This is an excerpt from Post copy editor Bill Walsh’s monthly Grammar Geekery chat, which takes place the first Tuesday of each month. Chatters wanted to explore the many punctuation marks that recently have been repurposed, particularly on the Internet, as indicators of a dramatic pause. Commas, dashes and ellipses already had clearly defined roles, and Walsh weighed in on whether those should be shifting.  

The dash

Q: I went to a seminar years ago where a presenter explained that dashes should always come in pairs — and should never be used to create a dramatic pause, like I just did. Even though I can’t remember what his reasoning was — it made sense at the time! — I try to avoid the single dash because it tends to be overused. Do you follow this rule, and can you explain why or why not?


Bill Walsh: Well, of course you can do what you just did!

Dashes both single and double are overused, and I try to cut down on them as an editor, but I have to confess that I’m guilty of overusing them as a writer. I use exclamation points and italics too much, too. Hyphens? Of course!

For a mild-mannered copy editor, I can be a rather gaudy writer.

Dash technicalities

Q: have always been taught that em dashes (–) are not to have spaces on either side, but I saw you use one space on each side. Why?

Walsh: Purely a matter of style. Some publications are “tight” on the subject; others are “loose.”

Feel free to call me loose.

Q: I can’t tell you how many people at my office (and in general) don’t understand the difference between an em dash and a hyphen. And I won’t even start on how people use the en dash–which is similar to a hyphen in terms of its look–incorrectly. Most people don’t even know what an en dash is.


Walsh: In some quarters, space hyphen space is “correct” style — the ASCII dash for online use.

In the Post’s editing system, stories pasted in from certain word-processing applications, chiefly Microsoft Word, get en dashes where there should be em dashes. I’m not sure cleaning them up is the most productive use of my time, but here I am cleaning them up by the dozens every night.

The ellipsis

Q: I’ve noticed many, many modern writers who use an ellipsis to indicate a dramatic pause and it really bugs me! My 1985 edition of The American Heritage Dictionary makes no mention of using an ellipsis to indicate a dramatic pause. Celia Millward’s “Handbook for Writers” states that ellipses are used to indicate “omitted material” and should never be used as a substitute for a dash or any other punctuation mark. Besides suggesting that I obtain a newer dictionary, do you have any comments on this distressing development in modern grammar?


Walsh: I wouldn’t call it all that modern a development. I used it in my sixth-grade camp log, and that was in 19__ …

Q: I LOVE the development of ellipses as dramatic pause. What a cool new use for a punctuation mark. I absolutely use them this way and am grateful for the added variety of ways to indicate a pause with various connotations. To me, ellipses say, “Wait for it …”

Walsh: It is a useful device, employed sparingly.

Ellipsis technicalities

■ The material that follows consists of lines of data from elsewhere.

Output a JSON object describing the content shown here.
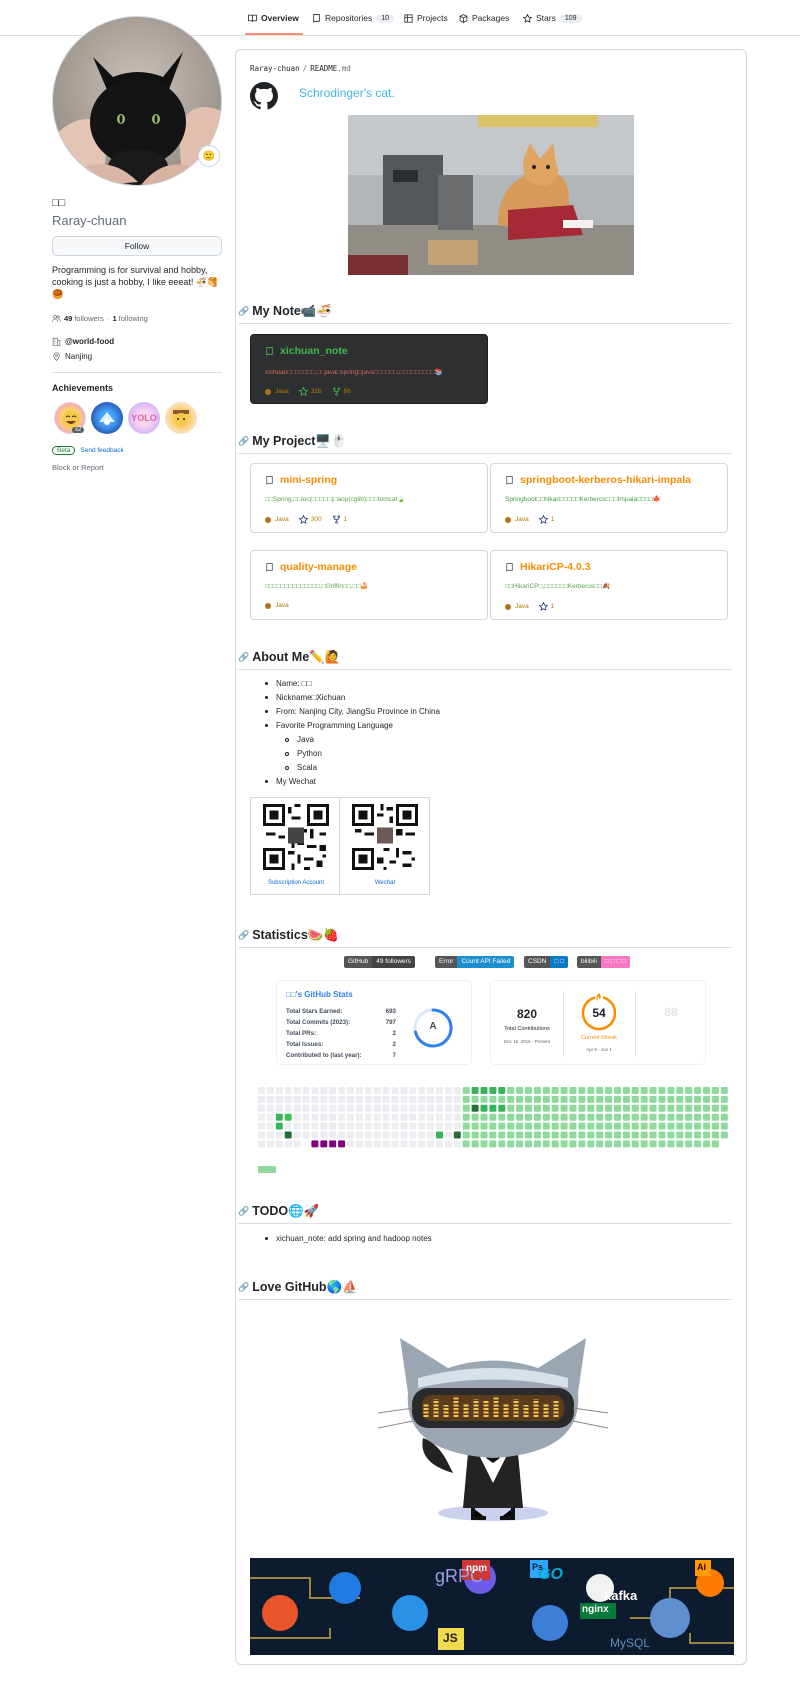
{
  "nav": {
    "tabs": [
      {
        "label": "Overview",
        "count": ""
      },
      {
        "label": "Repositories",
        "count": "10"
      },
      {
        "label": "Projects",
        "count": ""
      },
      {
        "label": "Packages",
        "count": ""
      },
      {
        "label": "Stars",
        "count": "109"
      }
    ]
  },
  "profile": {
    "display_name": "□□",
    "username": "Raray-chuan",
    "follow_label": "Follow",
    "bio": "Programming is for survival and hobby, cooking is just a hobby, I like eeeat! 🍜🥞🥮",
    "followers_count": "49",
    "followers_label": "followers",
    "following_count": "1",
    "following_label": "following",
    "separator": "·",
    "org": "@world-food",
    "location": "Nanjing",
    "achievements_title": "Achievements",
    "achievement_multiplier": "x2",
    "beta_label": "Beta",
    "feedback_label": "Send feedback",
    "block_label": "Block or Report"
  },
  "readme": {
    "path_user": "Raray-chuan",
    "path_sep": "/",
    "path_file": "README",
    "path_ext": ".md",
    "tagline": "Schrodinger's cat.",
    "note_heading": "My Note📹🍜",
    "project_heading": "My Project🖥️🖱️",
    "about_heading": "About Me✏️🙋",
    "stats_heading": "Statistics🍉🍓",
    "todo_heading": "TODO🌐🚀",
    "love_heading": "Love GitHub🌎⛵"
  },
  "note_repo": {
    "name": "xichuan_note",
    "desc": "xichuan□□□□□□□,□□java□spring□java□□□□□□,□□□□□□□□□📚",
    "lang": "Java",
    "stars": "326",
    "forks": "66"
  },
  "projects": [
    {
      "name": "mini-spring",
      "desc": "□□Spring,□□ioc(□□□□□)□aop(cglib)□□□tomcat🍃",
      "lang": "Java",
      "stars": "300",
      "forks": "1"
    },
    {
      "name": "springboot-kerberos-hikari-impala",
      "desc": "Springboot□□hikari□□□□□Kerberos□□□Impala□□□□🍁",
      "lang": "Java",
      "stars": "1",
      "forks": ""
    },
    {
      "name": "quality-manage",
      "desc": "□□□□□□□□□□□□□□,□Griffin□□,□□🍰",
      "lang": "Java",
      "stars": "",
      "forks": ""
    },
    {
      "name": "HikariCP-4.0.3",
      "desc": "□□HikariCP□,□□□□□□Kerberos□□🍂",
      "lang": "Java",
      "stars": "1",
      "forks": ""
    }
  ],
  "about": {
    "items": [
      "Name: □□",
      "Nickname□Xichuan",
      "From: Nanjing City, JiangSu Province in China",
      "Favorite Programming Language"
    ],
    "langs": [
      "Java",
      "Python",
      "Scala"
    ],
    "wechat": "My Wechat",
    "qr1_caption": "Subscription Account",
    "qr2_caption": "Wechat"
  },
  "badges": {
    "github_label": "GitHub",
    "github_value": "49 followers",
    "error_label": "Error",
    "error_value": "Count API Failed",
    "csdn_label": "CSDN",
    "csdn_value": "□ □",
    "bili_label": "bilibili",
    "bili_value": "□ □ □ □"
  },
  "stats": {
    "title": "□□'s GitHub Stats",
    "rows": [
      {
        "label": "Total Stars Earned:",
        "value": "693"
      },
      {
        "label": "Total Commits (2023):",
        "value": "797"
      },
      {
        "label": "Total PRs:",
        "value": "2"
      },
      {
        "label": "Total Issues:",
        "value": "2"
      },
      {
        "label": "Contributed to (last year):",
        "value": "7"
      }
    ],
    "grade": "A",
    "total_contrib": "820",
    "total_contrib_label": "Total Contributions",
    "total_contrib_range": "Dec 16, 2016 - Present",
    "streak": "54",
    "streak_label": "Current Streak",
    "streak_range": "Apr 9 - Jun 1",
    "longest": "88"
  },
  "todo": {
    "items": [
      "xichuan_note: add spring and hadoop notes"
    ]
  },
  "banner": {
    "labels": [
      "gRPC",
      "npm",
      "GO",
      "kafka",
      "JS",
      "nginx",
      "MySQL",
      "Ps",
      "Ai"
    ]
  },
  "colors": {
    "accent": "#0969da",
    "repo_name_orange": "#fb8c00",
    "note_name_green": "#3fb950",
    "contrib_green": "#39d353",
    "tab_underline": "#fd8c73"
  }
}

Q: I see so many people write ellipses in sentences like this: “She said that she didn’t want to see me anymore…but then she liked my Facebook picture.” However, when I consulted my trusted Gregg reference manual recently, I saw that ellipses are supposed to be written and spaced like this: “She said she didn’t want to see me anymore . . . but then she liked my Facebook picture.” Is this correct?

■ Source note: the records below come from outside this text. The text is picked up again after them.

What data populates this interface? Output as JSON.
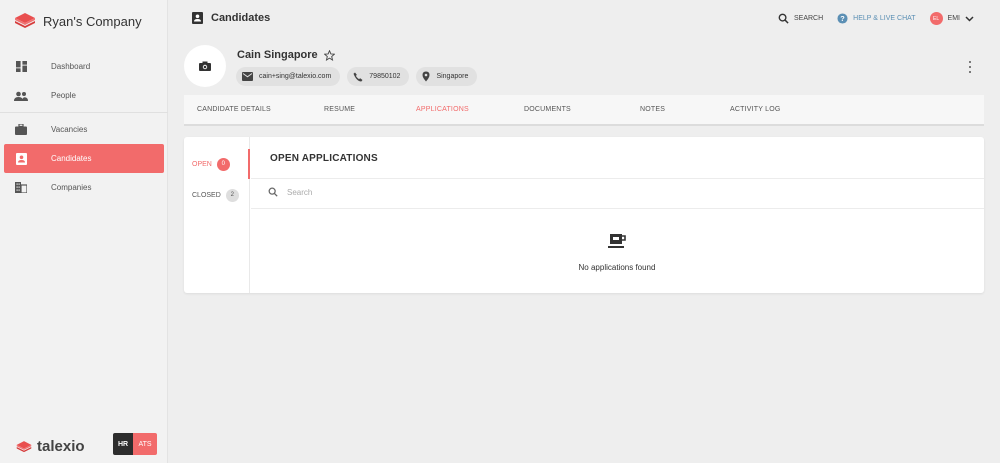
{
  "company": {
    "name": "Ryan's Company"
  },
  "sidebar": {
    "items": [
      {
        "label": "Dashboard",
        "icon": "dashboard-icon"
      },
      {
        "label": "People",
        "icon": "people-icon"
      },
      {
        "label": "Vacancies",
        "icon": "briefcase-icon"
      },
      {
        "label": "Candidates",
        "icon": "candidate-card-icon",
        "active": true
      },
      {
        "label": "Companies",
        "icon": "building-icon"
      }
    ]
  },
  "footer": {
    "brand": "talexio",
    "badge_hr": "HR",
    "badge_ats": "ATS"
  },
  "header": {
    "title": "Candidates",
    "search_label": "SEARCH",
    "help_label": "HELP & LIVE CHAT",
    "avatar_initials": "EL",
    "user_label": "EMI"
  },
  "candidate": {
    "name": "Cain Singapore",
    "email": "cain+sing@talexio.com",
    "phone": "79850102",
    "location": "Singapore"
  },
  "tabs": [
    {
      "label": "CANDIDATE DETAILS"
    },
    {
      "label": "RESUME"
    },
    {
      "label": "APPLICATIONS",
      "active": true
    },
    {
      "label": "DOCUMENTS"
    },
    {
      "label": "NOTES"
    },
    {
      "label": "ACTIVITY LOG"
    }
  ],
  "applications": {
    "filters": [
      {
        "label": "OPEN",
        "count": "0",
        "active": true
      },
      {
        "label": "CLOSED",
        "count": "2"
      }
    ],
    "title": "OPEN APPLICATIONS",
    "search_placeholder": "Search",
    "empty_text": "No applications found"
  },
  "colors": {
    "accent": "#f26b6b",
    "help": "#5b8fb4"
  }
}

Walsh: Styles vary, but technically for publication you should have space, dot, non-breaking space, dot, non-breaking space, dot, space. In regular old typing, dot dot dot with a space on both sides is fine.

The double comma

Q: I have seen the double-comma in more and more things I am reading and I was wondering what you think about it. If I understand correctly, it directs the reader to pause slightly longer to contemplate the first clause of the sentence before reading the next clause than they would with just one comma. I have to admit, at first I found it a bit silly and cumbersome, but the more I encounter it the more I like it. Aren’t there diminishing returns on punctuation as well? If people get used to two commas will they add a third?

Walsh: This is the first time I’ve heard of such a thing, outside programming in pauses for speed-dial on my cellphone.

You can put me in the “silly” column. (That didn’t come out quite right, did it?)

Also the diminishing-returns column.

Bring your language gripes, questions and musings to the next Grammar Geekery live chat, Nov. 11 at 2 p.m.